Slightly off topic but...
"A foreign artist seeking authorization to perform in the United States must navigate a system that involves a pair of government departments. Homeland Security, created in 2003, evaluates the initial application and then, if approval is granted, the State Department, assuming it is satisfied with the results of an in-person interview with the performer, issues a visa at an embassy abroad.
Congress requires the process to be financially self-sustaining, rather than depend on taxpayer support, which in practice means that fees are typically higher than those of other countries. Homeland Security even offers an expedited premium processing fee of $1,225 per application over and above the standard $325 filing fee that is supposed to guarantee a response within two weeks, but arts administrators complain that the agency sometimes fails to meet its own deadline.
As part of the process the arts group sponsoring performances in the United States must also submit written proof of the artists qualifications, all duly translated into English. Even then there is no guarantee of timely approval of a visa request, since there are often additional requests for evidence of a performers artistic worth or personal background.
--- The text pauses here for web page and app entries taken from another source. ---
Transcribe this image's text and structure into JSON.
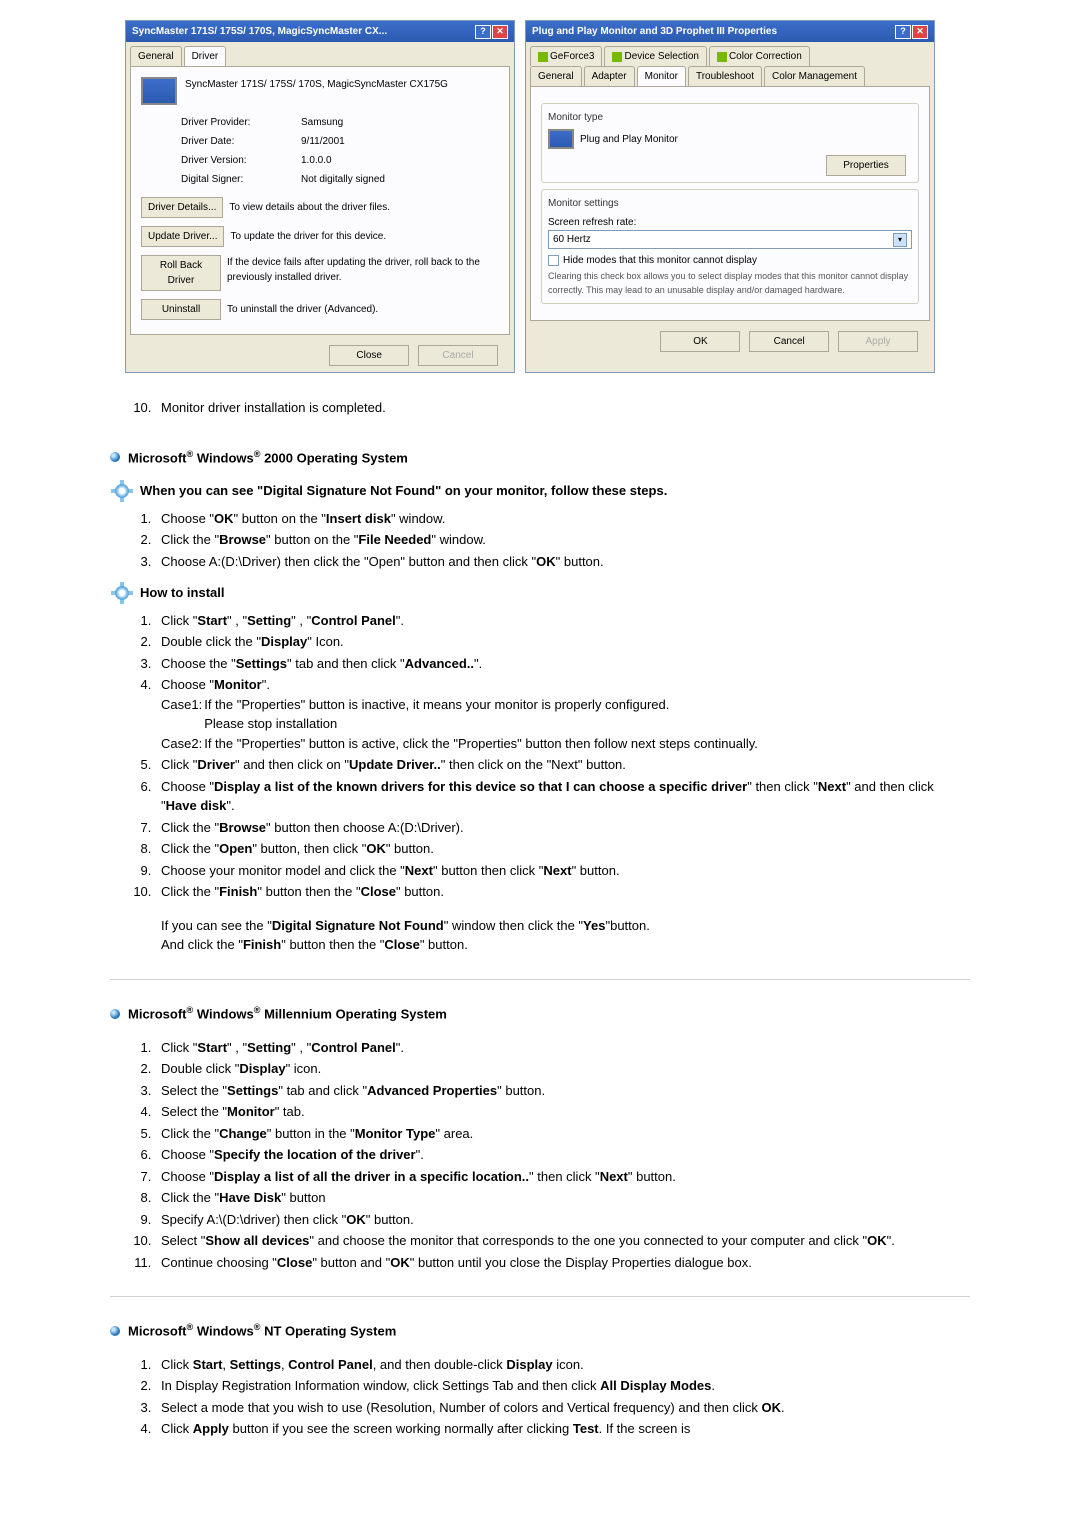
{
  "dialogs": {
    "left": {
      "title": "SyncMaster 171S/ 175S/ 170S, MagicSyncMaster CX...",
      "tabs": {
        "general": "General",
        "driver": "Driver"
      },
      "device_name": "SyncMaster 171S/ 175S/ 170S, MagicSyncMaster CX175G",
      "rows": {
        "provider_label": "Driver Provider:",
        "provider_value": "Samsung",
        "date_label": "Driver Date:",
        "date_value": "9/11/2001",
        "version_label": "Driver Version:",
        "version_value": "1.0.0.0",
        "signer_label": "Digital Signer:",
        "signer_value": "Not digitally signed"
      },
      "buttons": {
        "details": "Driver Details...",
        "details_desc": "To view details about the driver files.",
        "update": "Update Driver...",
        "update_desc": "To update the driver for this device.",
        "rollback": "Roll Back Driver",
        "rollback_desc": "If the device fails after updating the driver, roll back to the previously installed driver.",
        "uninstall": "Uninstall",
        "uninstall_desc": "To uninstall the driver (Advanced)."
      },
      "bottom": {
        "close": "Close",
        "cancel": "Cancel"
      }
    },
    "right": {
      "title": "Plug and Play Monitor and 3D Prophet III Properties",
      "tabs": {
        "geforce": "GeForce3",
        "devsel": "Device Selection",
        "colorcorr": "Color Correction",
        "general": "General",
        "adapter": "Adapter",
        "monitor": "Monitor",
        "troubleshoot": "Troubleshoot",
        "colormgmt": "Color Management"
      },
      "monitor_type_label": "Monitor type",
      "monitor_name": "Plug and Play Monitor",
      "properties_btn": "Properties",
      "settings_label": "Monitor settings",
      "refresh_label": "Screen refresh rate:",
      "refresh_value": "60 Hertz",
      "hide_modes": "Hide modes that this monitor cannot display",
      "hide_modes_note": "Clearing this check box allows you to select display modes that this monitor cannot display correctly. This may lead to an unusable display and/or damaged hardware.",
      "bottom": {
        "ok": "OK",
        "cancel": "Cancel",
        "apply": "Apply"
      }
    }
  },
  "step10": "Monitor driver installation is completed.",
  "sections": {
    "win2000": {
      "heading_pre": "Microsoft",
      "heading_mid": " Windows",
      "heading_post": " 2000 Operating System",
      "sig_heading": "When you can see \"Digital Signature Not Found\" on your monitor, follow these steps.",
      "sig_steps": [
        "Choose \"OK\" button on the \"Insert disk\" window.",
        "Click the \"Browse\" button on the \"File Needed\" window.",
        "Choose A:(D:\\Driver) then click the \"Open\" button and then click \"OK\" button."
      ],
      "install_heading": "How to install",
      "install_steps": {
        "s1": "Click \"Start\" , \"Setting\" , \"Control Panel\".",
        "s2": "Double click the \"Display\" Icon.",
        "s3": "Choose the \"Settings\" tab and then click \"Advanced..\".",
        "s4": "Choose \"Monitor\".",
        "case1_label": "Case1:",
        "case1": "If the \"Properties\" button is inactive, it means your monitor is properly configured. Please stop installation",
        "case2_label": "Case2:",
        "case2": "If the \"Properties\" button is active, click the \"Properties\" button then follow next steps continually.",
        "s5": "Click \"Driver\" and then click on \"Update Driver..\" then click on the \"Next\" button.",
        "s6": "Choose \"Display a list of the known drivers for this device so that I can choose a specific driver\" then click \"Next\" and then click \"Have disk\".",
        "s7": "Click the \"Browse\" button then choose A:(D:\\Driver).",
        "s8": "Click the \"Open\" button, then click \"OK\" button.",
        "s9": "Choose your monitor model and click the \"Next\" button then click \"Next\" button.",
        "s10": "Click the \"Finish\" button then the \"Close\" button.",
        "tail1": "If you can see the \"Digital Signature Not Found\" window then click the \"Yes\"button.",
        "tail2": "And click the \"Finish\" button then the \"Close\" button."
      }
    },
    "winme": {
      "heading_pre": "Microsoft",
      "heading_mid": " Windows",
      "heading_post": " Millennium Operating System",
      "steps": [
        "Click \"Start\" , \"Setting\" , \"Control Panel\".",
        "Double click \"Display\" icon.",
        "Select the \"Settings\" tab and click \"Advanced Properties\" button.",
        "Select the \"Monitor\" tab.",
        "Click the \"Change\" button in the \"Monitor Type\" area.",
        "Choose \"Specify the location of the driver\".",
        "Choose \"Display a list of all the driver in a specific location..\" then click \"Next\" button.",
        "Click the \"Have Disk\" button",
        "Specify A:\\(D:\\driver) then click \"OK\" button.",
        "Select \"Show all devices\" and choose the monitor that corresponds to the one you connected to your computer and click \"OK\".",
        "Continue choosing \"Close\" button and \"OK\" button until you close the Display Properties dialogue box."
      ]
    },
    "winnt": {
      "heading_pre": "Microsoft",
      "heading_mid": " Windows",
      "heading_post": " NT Operating System",
      "steps": [
        "Click Start, Settings, Control Panel, and then double-click Display icon.",
        "In Display Registration Information window, click Settings Tab and then click All Display Modes.",
        "Select a mode that you wish to use (Resolution, Number of colors and Vertical frequency) and then click OK.",
        "Click Apply button if you see the screen working normally after clicking Test. If the screen is"
      ]
    }
  }
}
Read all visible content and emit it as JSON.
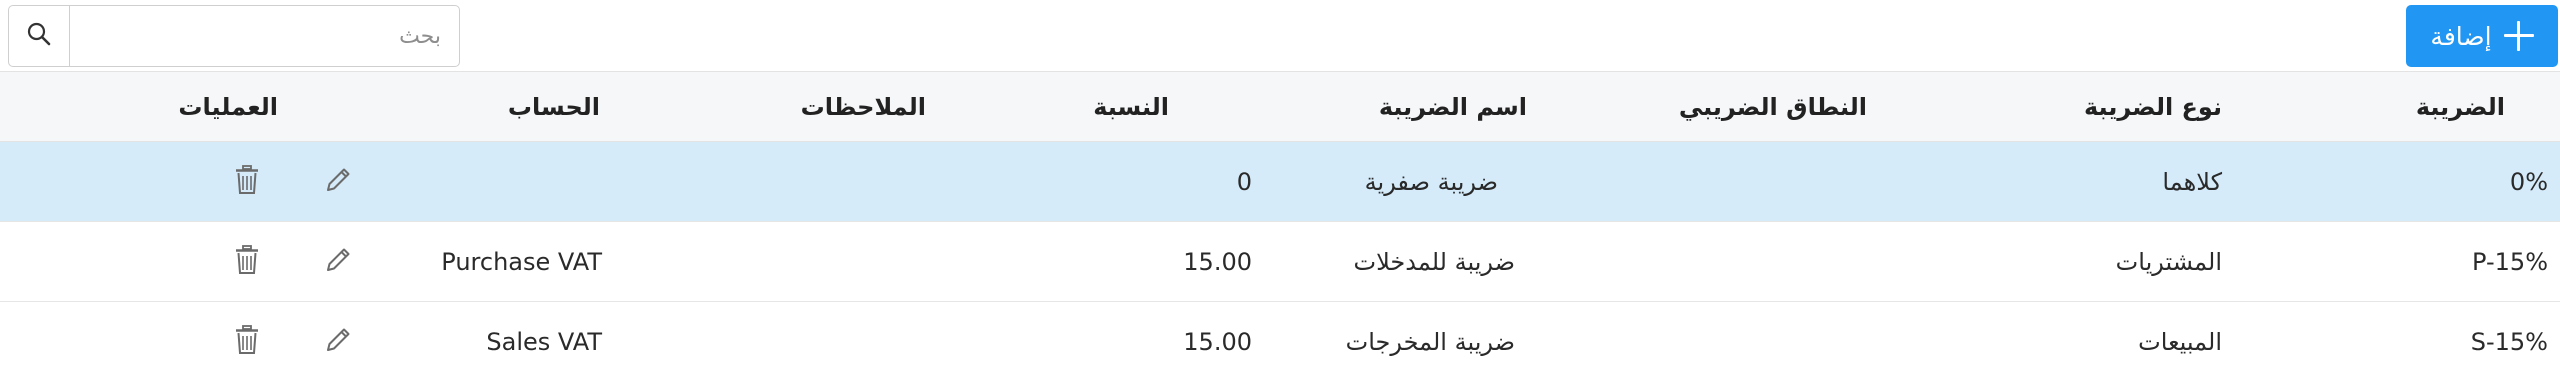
{
  "toolbar": {
    "add_label": "إضافة",
    "search_placeholder": "بحث",
    "search_value": ""
  },
  "colors": {
    "accent": "#2196f3",
    "header_bg": "#f6f7f9",
    "selected_row_bg": "#d5ebfa"
  },
  "icons": {
    "add": "plus-icon",
    "search": "search-icon",
    "edit": "pencil-icon",
    "delete": "trash-icon"
  },
  "table": {
    "headers": {
      "tax": "الضريبة",
      "tax_type": "نوع الضريبة",
      "tax_scope": "النطاق الضريبي",
      "tax_name": "اسم الضريبة",
      "rate": "النسبة",
      "notes": "الملاحظات",
      "account": "الحساب",
      "actions": "العمليات"
    },
    "rows": [
      {
        "tax": "0%",
        "tax_type": "كلاهما",
        "tax_scope": "",
        "tax_name": "ضريبة صفرية",
        "rate": "0",
        "notes": "",
        "account": "",
        "selected": true
      },
      {
        "tax": "P-15%",
        "tax_type": "المشتريات",
        "tax_scope": "",
        "tax_name": "ضريبة للمدخلات",
        "rate": "15.00",
        "notes": "",
        "account": "Purchase VAT",
        "selected": false
      },
      {
        "tax": "S-15%",
        "tax_type": "المبيعات",
        "tax_scope": "",
        "tax_name": "ضريبة المخرجات",
        "rate": "15.00",
        "notes": "",
        "account": "Sales VAT",
        "selected": false
      }
    ]
  }
}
The government advises performers and ensembles to submit paperwork at least 90 days before they hope to receive a visa, but arts administrators say that delays of up to six months are not unusual.
Government agencies say that the enhanced procedures they have adopted are needed to safeguard American citizens. We want to facilitate legitimate travel to the U.S., but we need to keep security as our highest priority, said a State Department spokesman, who invoked department rules that do not allow him to be identified by name.
In many cases foreign troupes must also pay a consultation fee of up to $500 to an American union to certify that its performances will not adversely affect the interests of American artists. Its a revenue stream for the unions, with no cap in sight, Mr. Ginsburg said.
As a result, some large ensembles are now simply avoiding the United States. In 2006, for example, the Hallé orchestra of Manchester, England, canceled an American tour that was to include a performance at Lincoln Center after orchestra administrators calculated that complying with visa regulations for a group of more than 100 musicians and staff members was going to cost them more than $70,000."